MATERIALS PROVIDED:
- - - -

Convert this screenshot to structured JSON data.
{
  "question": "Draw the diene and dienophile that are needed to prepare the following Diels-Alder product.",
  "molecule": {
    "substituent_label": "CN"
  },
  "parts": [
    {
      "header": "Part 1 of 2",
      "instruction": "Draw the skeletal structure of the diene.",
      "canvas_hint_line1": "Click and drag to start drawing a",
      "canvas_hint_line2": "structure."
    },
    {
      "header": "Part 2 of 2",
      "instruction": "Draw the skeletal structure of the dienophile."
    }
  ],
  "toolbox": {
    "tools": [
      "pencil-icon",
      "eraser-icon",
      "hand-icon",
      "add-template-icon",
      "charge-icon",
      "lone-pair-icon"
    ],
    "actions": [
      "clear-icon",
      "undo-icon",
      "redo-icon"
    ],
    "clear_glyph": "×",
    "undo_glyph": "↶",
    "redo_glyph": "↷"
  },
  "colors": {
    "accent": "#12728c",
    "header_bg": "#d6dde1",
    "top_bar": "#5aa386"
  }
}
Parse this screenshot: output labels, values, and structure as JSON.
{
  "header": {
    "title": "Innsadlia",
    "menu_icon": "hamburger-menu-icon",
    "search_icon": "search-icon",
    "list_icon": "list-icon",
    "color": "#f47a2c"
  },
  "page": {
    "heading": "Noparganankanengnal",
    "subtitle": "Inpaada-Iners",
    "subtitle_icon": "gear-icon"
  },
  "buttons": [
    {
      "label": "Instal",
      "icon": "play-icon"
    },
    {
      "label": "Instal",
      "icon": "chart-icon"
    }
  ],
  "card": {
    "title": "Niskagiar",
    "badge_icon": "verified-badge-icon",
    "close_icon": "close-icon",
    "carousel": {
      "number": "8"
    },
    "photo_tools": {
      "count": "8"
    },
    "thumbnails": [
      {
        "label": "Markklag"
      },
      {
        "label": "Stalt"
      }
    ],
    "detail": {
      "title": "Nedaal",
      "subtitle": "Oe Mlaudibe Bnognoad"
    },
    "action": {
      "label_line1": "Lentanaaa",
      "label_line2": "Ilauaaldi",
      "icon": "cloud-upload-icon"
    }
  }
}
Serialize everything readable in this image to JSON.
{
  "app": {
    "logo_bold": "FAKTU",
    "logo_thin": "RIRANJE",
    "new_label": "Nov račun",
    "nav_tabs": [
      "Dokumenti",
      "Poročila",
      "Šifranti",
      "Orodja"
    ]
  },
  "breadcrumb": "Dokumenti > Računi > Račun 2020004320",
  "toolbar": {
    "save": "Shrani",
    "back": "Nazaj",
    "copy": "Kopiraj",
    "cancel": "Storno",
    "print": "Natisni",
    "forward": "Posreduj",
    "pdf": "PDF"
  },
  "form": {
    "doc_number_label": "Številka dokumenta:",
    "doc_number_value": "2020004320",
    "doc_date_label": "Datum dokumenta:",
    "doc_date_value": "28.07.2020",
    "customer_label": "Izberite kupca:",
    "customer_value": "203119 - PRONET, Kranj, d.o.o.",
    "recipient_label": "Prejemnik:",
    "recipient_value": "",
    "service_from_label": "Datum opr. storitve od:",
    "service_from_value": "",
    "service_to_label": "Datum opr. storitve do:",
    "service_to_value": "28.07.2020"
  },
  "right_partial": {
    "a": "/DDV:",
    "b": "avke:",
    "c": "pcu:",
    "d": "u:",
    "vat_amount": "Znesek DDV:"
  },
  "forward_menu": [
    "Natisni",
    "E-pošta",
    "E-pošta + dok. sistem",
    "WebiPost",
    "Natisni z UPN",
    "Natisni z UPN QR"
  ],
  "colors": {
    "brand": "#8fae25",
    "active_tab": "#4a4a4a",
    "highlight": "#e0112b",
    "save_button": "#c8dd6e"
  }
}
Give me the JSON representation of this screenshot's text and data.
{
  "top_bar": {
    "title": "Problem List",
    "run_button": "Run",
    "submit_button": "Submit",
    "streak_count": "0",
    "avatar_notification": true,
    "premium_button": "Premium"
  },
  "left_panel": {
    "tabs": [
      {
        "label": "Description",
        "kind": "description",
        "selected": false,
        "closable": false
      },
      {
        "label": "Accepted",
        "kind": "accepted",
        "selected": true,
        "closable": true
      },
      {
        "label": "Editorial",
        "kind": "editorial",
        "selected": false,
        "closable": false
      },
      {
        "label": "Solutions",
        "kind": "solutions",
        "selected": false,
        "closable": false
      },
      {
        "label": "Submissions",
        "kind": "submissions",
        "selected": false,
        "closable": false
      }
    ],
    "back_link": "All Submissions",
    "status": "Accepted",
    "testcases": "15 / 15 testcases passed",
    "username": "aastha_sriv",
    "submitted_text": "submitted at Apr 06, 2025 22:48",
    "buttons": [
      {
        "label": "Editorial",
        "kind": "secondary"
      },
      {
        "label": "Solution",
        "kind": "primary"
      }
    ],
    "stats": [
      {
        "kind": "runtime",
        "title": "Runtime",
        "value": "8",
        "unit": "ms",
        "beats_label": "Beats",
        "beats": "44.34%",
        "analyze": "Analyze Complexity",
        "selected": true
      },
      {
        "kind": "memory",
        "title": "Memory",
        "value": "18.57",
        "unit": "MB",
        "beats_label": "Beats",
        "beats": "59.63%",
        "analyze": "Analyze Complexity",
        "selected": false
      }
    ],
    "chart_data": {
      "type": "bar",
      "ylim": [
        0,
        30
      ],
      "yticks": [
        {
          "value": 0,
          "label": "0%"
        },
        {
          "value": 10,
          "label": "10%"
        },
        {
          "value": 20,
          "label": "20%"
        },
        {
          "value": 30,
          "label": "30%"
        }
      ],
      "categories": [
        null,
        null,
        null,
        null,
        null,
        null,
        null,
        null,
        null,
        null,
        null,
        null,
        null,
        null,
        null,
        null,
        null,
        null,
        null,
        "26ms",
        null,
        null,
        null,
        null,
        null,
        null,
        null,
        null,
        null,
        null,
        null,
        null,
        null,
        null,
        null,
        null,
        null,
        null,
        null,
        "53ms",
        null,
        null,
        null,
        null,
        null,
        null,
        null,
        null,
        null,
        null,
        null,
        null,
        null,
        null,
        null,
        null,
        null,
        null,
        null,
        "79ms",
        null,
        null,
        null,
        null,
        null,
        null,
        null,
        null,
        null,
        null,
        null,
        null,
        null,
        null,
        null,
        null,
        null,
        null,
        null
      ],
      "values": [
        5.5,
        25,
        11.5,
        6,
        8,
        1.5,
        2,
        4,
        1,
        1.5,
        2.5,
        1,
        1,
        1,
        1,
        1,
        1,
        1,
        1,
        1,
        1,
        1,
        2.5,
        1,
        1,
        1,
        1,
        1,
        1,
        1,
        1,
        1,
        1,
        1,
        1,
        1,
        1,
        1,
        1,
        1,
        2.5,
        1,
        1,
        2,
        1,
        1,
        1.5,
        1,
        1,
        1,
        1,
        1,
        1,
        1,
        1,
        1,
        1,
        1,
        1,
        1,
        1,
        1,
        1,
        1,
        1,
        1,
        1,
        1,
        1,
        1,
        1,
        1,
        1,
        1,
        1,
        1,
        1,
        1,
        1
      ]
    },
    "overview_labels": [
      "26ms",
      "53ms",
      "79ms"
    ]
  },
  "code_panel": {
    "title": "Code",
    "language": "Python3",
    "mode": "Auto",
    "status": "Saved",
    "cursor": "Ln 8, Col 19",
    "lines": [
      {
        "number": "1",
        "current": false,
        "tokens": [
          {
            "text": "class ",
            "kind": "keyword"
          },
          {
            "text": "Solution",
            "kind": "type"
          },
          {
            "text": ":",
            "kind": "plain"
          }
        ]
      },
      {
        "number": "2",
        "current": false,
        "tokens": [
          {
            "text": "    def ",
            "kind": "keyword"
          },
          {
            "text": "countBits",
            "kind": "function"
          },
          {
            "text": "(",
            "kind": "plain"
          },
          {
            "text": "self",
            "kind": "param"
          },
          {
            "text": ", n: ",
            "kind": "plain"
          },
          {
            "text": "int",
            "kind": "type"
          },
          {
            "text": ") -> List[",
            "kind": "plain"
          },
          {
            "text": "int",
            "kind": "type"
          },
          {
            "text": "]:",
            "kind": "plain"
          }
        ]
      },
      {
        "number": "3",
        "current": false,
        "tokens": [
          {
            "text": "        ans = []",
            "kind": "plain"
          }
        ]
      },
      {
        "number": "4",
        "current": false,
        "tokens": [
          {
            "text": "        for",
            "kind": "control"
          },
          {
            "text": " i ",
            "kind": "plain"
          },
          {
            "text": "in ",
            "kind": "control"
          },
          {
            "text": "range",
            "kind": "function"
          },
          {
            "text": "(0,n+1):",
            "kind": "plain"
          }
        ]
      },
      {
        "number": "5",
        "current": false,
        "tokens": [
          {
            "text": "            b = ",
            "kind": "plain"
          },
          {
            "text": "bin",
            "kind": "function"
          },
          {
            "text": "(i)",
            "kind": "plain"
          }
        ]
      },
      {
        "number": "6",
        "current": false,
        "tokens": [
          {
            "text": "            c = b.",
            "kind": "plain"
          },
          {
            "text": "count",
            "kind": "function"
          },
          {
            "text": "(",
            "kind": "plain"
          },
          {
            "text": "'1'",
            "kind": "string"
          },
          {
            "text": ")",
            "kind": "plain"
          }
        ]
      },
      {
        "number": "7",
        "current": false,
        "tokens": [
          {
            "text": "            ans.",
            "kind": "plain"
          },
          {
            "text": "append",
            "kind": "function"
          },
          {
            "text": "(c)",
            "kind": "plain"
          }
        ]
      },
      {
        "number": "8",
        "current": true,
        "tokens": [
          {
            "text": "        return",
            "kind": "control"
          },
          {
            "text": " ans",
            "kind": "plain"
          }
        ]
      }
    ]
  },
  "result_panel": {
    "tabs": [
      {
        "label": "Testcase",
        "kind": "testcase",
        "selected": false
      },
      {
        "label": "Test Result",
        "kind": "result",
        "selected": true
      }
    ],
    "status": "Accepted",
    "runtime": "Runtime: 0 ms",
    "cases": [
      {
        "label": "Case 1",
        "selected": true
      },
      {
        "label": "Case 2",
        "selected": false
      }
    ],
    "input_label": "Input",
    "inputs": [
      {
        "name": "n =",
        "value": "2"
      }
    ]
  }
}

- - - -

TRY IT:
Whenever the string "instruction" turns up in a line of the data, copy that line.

ANSWER BELOW:
      "instruction": "Draw the skeletal structure of the diene.",
      "instruction": "Draw the skeletal structure of the dienophile."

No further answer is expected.